======== SOURCE DATA

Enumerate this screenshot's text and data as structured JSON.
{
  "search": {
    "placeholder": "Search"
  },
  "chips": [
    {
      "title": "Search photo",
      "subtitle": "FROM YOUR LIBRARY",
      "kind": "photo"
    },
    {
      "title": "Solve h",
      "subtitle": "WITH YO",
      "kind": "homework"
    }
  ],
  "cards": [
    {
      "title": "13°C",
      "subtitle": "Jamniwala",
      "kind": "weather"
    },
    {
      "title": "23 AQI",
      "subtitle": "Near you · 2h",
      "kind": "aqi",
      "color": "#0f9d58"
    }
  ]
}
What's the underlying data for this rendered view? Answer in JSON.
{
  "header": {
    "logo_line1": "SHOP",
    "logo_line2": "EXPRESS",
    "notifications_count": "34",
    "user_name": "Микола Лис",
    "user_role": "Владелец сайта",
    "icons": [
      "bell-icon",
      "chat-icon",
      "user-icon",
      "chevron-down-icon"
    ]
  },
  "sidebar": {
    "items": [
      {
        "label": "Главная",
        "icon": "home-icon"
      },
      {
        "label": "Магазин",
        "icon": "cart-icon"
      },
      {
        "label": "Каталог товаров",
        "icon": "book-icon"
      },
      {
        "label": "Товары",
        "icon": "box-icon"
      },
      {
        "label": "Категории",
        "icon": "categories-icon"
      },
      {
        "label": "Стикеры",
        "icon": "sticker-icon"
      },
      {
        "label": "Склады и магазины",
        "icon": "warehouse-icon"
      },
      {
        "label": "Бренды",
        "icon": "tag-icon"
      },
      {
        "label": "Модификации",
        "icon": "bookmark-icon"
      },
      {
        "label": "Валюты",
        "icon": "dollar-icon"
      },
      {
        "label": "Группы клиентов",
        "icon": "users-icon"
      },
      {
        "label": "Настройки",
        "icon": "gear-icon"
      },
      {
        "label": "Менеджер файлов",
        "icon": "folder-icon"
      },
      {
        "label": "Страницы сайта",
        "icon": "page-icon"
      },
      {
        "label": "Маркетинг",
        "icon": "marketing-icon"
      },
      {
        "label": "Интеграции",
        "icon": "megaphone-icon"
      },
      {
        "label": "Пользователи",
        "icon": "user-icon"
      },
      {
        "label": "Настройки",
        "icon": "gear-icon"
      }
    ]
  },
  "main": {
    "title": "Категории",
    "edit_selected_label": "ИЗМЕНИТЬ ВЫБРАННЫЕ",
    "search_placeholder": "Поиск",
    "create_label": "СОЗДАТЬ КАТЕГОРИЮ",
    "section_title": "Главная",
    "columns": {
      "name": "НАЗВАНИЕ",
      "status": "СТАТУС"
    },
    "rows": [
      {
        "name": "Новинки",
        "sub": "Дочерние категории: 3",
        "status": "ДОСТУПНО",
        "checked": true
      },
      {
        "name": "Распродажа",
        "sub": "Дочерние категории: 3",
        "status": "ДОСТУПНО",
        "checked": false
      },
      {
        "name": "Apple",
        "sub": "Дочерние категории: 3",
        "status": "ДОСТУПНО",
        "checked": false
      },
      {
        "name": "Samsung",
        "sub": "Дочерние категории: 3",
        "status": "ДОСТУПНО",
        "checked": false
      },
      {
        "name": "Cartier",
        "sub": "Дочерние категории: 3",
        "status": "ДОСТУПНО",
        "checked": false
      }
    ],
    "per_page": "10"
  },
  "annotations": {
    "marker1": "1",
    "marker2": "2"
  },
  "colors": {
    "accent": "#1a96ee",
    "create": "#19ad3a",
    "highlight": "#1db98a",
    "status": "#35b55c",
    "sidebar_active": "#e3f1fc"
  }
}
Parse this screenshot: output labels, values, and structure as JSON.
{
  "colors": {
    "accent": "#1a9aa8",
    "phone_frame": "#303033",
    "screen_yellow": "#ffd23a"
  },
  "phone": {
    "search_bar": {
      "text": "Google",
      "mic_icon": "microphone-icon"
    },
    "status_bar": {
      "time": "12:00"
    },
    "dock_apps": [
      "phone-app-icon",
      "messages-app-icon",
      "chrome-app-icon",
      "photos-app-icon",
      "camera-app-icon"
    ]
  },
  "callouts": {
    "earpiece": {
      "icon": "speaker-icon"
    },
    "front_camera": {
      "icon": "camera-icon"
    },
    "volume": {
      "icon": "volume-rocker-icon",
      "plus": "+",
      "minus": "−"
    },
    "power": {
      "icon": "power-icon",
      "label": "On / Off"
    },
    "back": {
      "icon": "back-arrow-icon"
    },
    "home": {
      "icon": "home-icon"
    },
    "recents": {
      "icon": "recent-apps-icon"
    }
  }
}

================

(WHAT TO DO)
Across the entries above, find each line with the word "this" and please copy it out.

(EXERCISE RESPONSE)
Enumerate this screenshot's text and data as structured JSON.
What's the underlying data for this rendered view? Answer in JSON.
Parse this screenshot: output labels, values, and structure as JSON.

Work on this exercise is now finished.